TASK DIRECTIONS
Scan the entries below for "value" and copy each line that holds it.

PROVIDED ENTRIES
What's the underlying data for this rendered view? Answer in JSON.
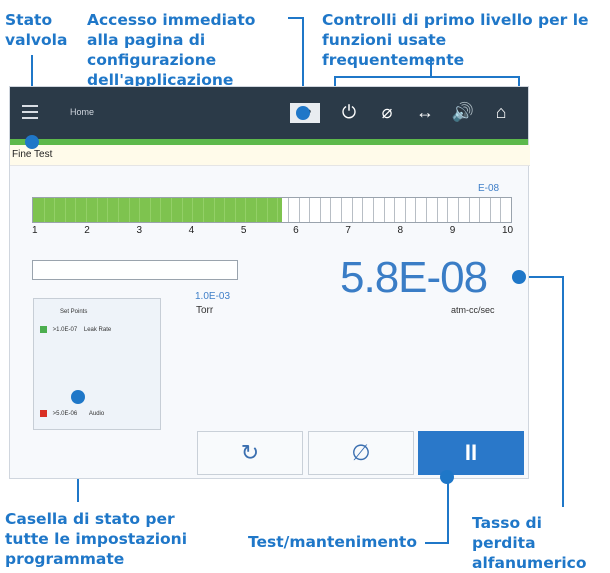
{
  "annotations": {
    "valve_state": "Stato valvola",
    "config_access": "Accesso immediato alla pagina di configurazione dell'applicazione",
    "top_controls": "Controlli di primo livello per le funzioni usate frequentemente",
    "status_box": "Casella di stato per tutte le impostazioni programmate",
    "test_hold": "Test/mantenimento",
    "leak_rate": "Tasso di perdita alfanumerico"
  },
  "topbar": {
    "home_label": "Home",
    "sp_label": "SP",
    "icons": [
      "power-icon",
      "null-icon",
      "exchange-icon",
      "volume-icon",
      "home-icon"
    ]
  },
  "statusbar": {
    "text": "Fine Test"
  },
  "bargraph": {
    "range_label": "E-08",
    "ticks": [
      "1",
      "2",
      "3",
      "4",
      "5",
      "6",
      "7",
      "8",
      "9",
      "10"
    ],
    "fill_fraction": 0.52,
    "colors": {
      "fill": "#7ec34f",
      "empty": "#ffffff"
    }
  },
  "pressure": {
    "value": "1.0E-03",
    "unit": "Torr"
  },
  "leak_rate": {
    "value": "5.8E-08",
    "unit": "atm-cc/sec"
  },
  "setpoints": {
    "title": "Set Points",
    "items": [
      {
        "value": ">1.0E-07",
        "label": "Leak Rate",
        "color": "#4cae4f"
      },
      {
        "value": ">5.0E-06",
        "label": "Audio",
        "color": "#d93025"
      }
    ]
  },
  "buttons": {
    "refresh_symbol": "↻",
    "zero_symbol": "∅",
    "pause_symbol": "II"
  }
}
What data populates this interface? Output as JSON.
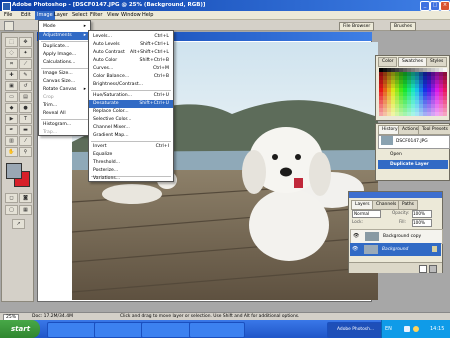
{
  "window_title": "Adobe Photoshop - [DSCF0147.JPG @ 25% (Background, RGB)]",
  "menubar": [
    "File",
    "Edit",
    "Image",
    "Layer",
    "Select",
    "Filter",
    "View",
    "Window",
    "Help"
  ],
  "selected_menu": "Image",
  "options": {
    "browser": "File Browser",
    "brushes": "Brushes"
  },
  "image_menu": [
    {
      "label": "Mode",
      "shortcut": ""
    },
    {
      "label": "Adjustments",
      "shortcut": ""
    },
    {
      "label": "Duplicate...",
      "shortcut": ""
    },
    {
      "label": "Apply Image...",
      "shortcut": ""
    },
    {
      "label": "Calculations...",
      "shortcut": ""
    },
    {
      "label": "Image Size...",
      "shortcut": ""
    },
    {
      "label": "Canvas Size...",
      "shortcut": ""
    },
    {
      "label": "Rotate Canvas",
      "shortcut": ""
    },
    {
      "label": "Crop",
      "shortcut": ""
    },
    {
      "label": "Trim...",
      "shortcut": ""
    },
    {
      "label": "Reveal All",
      "shortcut": ""
    },
    {
      "label": "Histogram...",
      "shortcut": ""
    },
    {
      "label": "Trap...",
      "shortcut": ""
    }
  ],
  "adjustments_menu": [
    {
      "label": "Levels...",
      "shortcut": "Ctrl+L"
    },
    {
      "label": "Auto Levels",
      "shortcut": "Shift+Ctrl+L"
    },
    {
      "label": "Auto Contrast",
      "shortcut": "Alt+Shift+Ctrl+L"
    },
    {
      "label": "Auto Color",
      "shortcut": "Shift+Ctrl+B"
    },
    {
      "label": "Curves...",
      "shortcut": "Ctrl+M"
    },
    {
      "label": "Color Balance...",
      "shortcut": "Ctrl+B"
    },
    {
      "label": "Brightness/Contrast...",
      "shortcut": ""
    },
    {
      "label": "Hue/Saturation...",
      "shortcut": "Ctrl+U"
    },
    {
      "label": "Desaturate",
      "shortcut": "Shift+Ctrl+U"
    },
    {
      "label": "Replace Color...",
      "shortcut": ""
    },
    {
      "label": "Selective Color...",
      "shortcut": ""
    },
    {
      "label": "Channel Mixer...",
      "shortcut": ""
    },
    {
      "label": "Gradient Map...",
      "shortcut": ""
    },
    {
      "label": "Invert",
      "shortcut": "Ctrl+I"
    },
    {
      "label": "Equalize",
      "shortcut": ""
    },
    {
      "label": "Threshold...",
      "shortcut": ""
    },
    {
      "label": "Posterize...",
      "shortcut": ""
    },
    {
      "label": "Variations...",
      "shortcut": ""
    }
  ],
  "swatches_panel": {
    "tabs": [
      "Color",
      "Swatches",
      "Styles"
    ]
  },
  "history_panel": {
    "tabs": [
      "History",
      "Actions",
      "Tool Presets"
    ],
    "items": [
      "DSCF0147.JPG",
      "Open",
      "Duplicate Layer"
    ]
  },
  "layers_panel": {
    "tabs": [
      "Layers",
      "Channels",
      "Paths"
    ],
    "blend": "Normal",
    "opacity_label": "Opacity:",
    "opacity": "100%",
    "lock_label": "Lock:",
    "fill_label": "Fill:",
    "fill": "100%",
    "layers": [
      "Background copy",
      "Background"
    ]
  },
  "statusbar": {
    "zoom": "25%",
    "doc": "Doc: 17.2M/34.4M",
    "hint": "Click and drag to move layer or selection. Use Shift and Alt for additional options."
  },
  "taskbar": {
    "start": "start",
    "tasks": [
      "",
      "",
      "",
      "",
      "Adobe Photosh..."
    ],
    "lang": "EN",
    "time": "14:15"
  }
}
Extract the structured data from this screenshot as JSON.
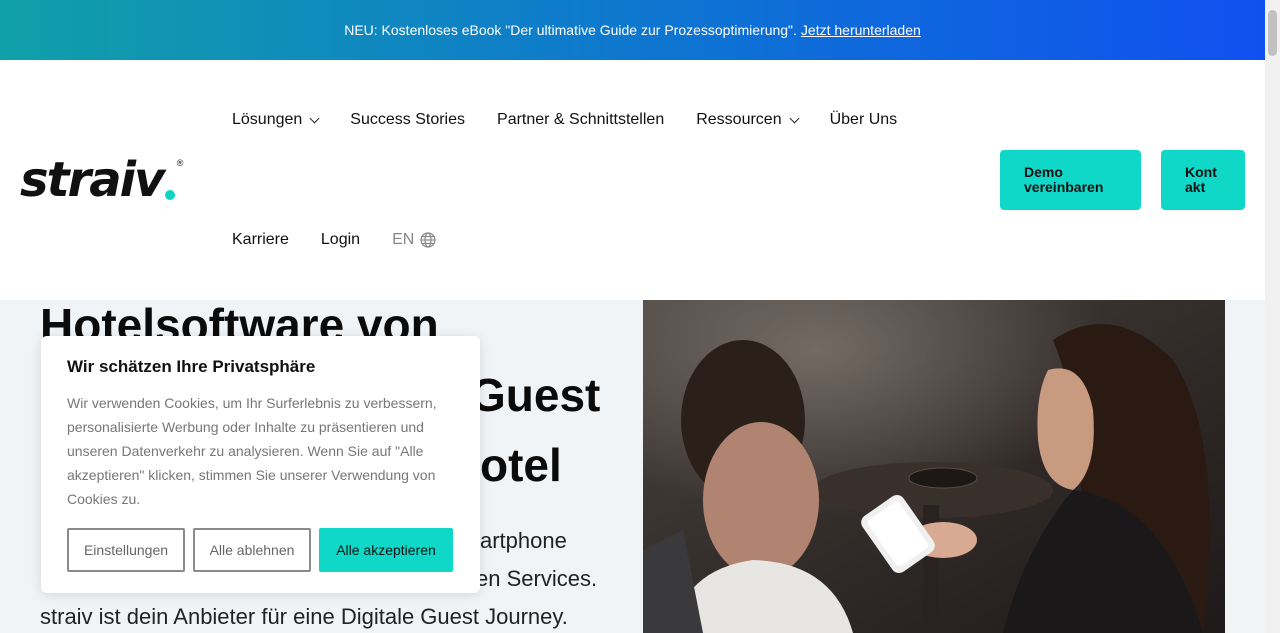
{
  "announcement": {
    "text": "NEU: Kostenloses eBook \"Der ultimative Guide zur Prozessoptimierung\".",
    "link": "Jetzt herunterladen"
  },
  "brand": {
    "logo_text": "straiv",
    "registered_mark": "®",
    "accent_color": "#0fd8c8"
  },
  "nav": {
    "row1": [
      {
        "label": "Lösungen",
        "dropdown": true
      },
      {
        "label": "Success Stories",
        "dropdown": false
      },
      {
        "label": "Partner & Schnittstellen",
        "dropdown": false
      },
      {
        "label": "Ressourcen",
        "dropdown": true
      },
      {
        "label": "Über Uns",
        "dropdown": false
      }
    ],
    "row2": [
      {
        "label": "Karriere"
      },
      {
        "label": "Login"
      }
    ],
    "language": "EN"
  },
  "cta": {
    "demo_line1": "Demo",
    "demo_line2": "vereinbaren",
    "kontakt_line1": "Kont",
    "kontakt_line2": "akt"
  },
  "hero": {
    "title_line1": "Hotelsoftware von",
    "title_line2": "Guest",
    "title_line3": "otel",
    "text_line1": "artphone",
    "text_line2": "en Services.",
    "text_line3": "straiv ist dein Anbieter für eine Digitale Guest Journey."
  },
  "cookie": {
    "title": "Wir schätzen Ihre Privatsphäre",
    "body": "Wir verwenden Cookies, um Ihr Surferlebnis zu verbessern, personalisierte Werbung oder Inhalte zu präsentieren und unseren Datenverkehr zu analysieren. Wenn Sie auf \"Alle akzeptieren\" klicken, stimmen Sie unserer Verwendung von Cookies zu.",
    "settings": "Einstellungen",
    "reject": "Alle ablehnen",
    "accept": "Alle akzeptieren"
  }
}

WRITTEN ANSWER
    "value": "1.0E-03",
    "value": "5.8E-08",
        "value": ">1.0E-07",
        "value": ">5.0E-06",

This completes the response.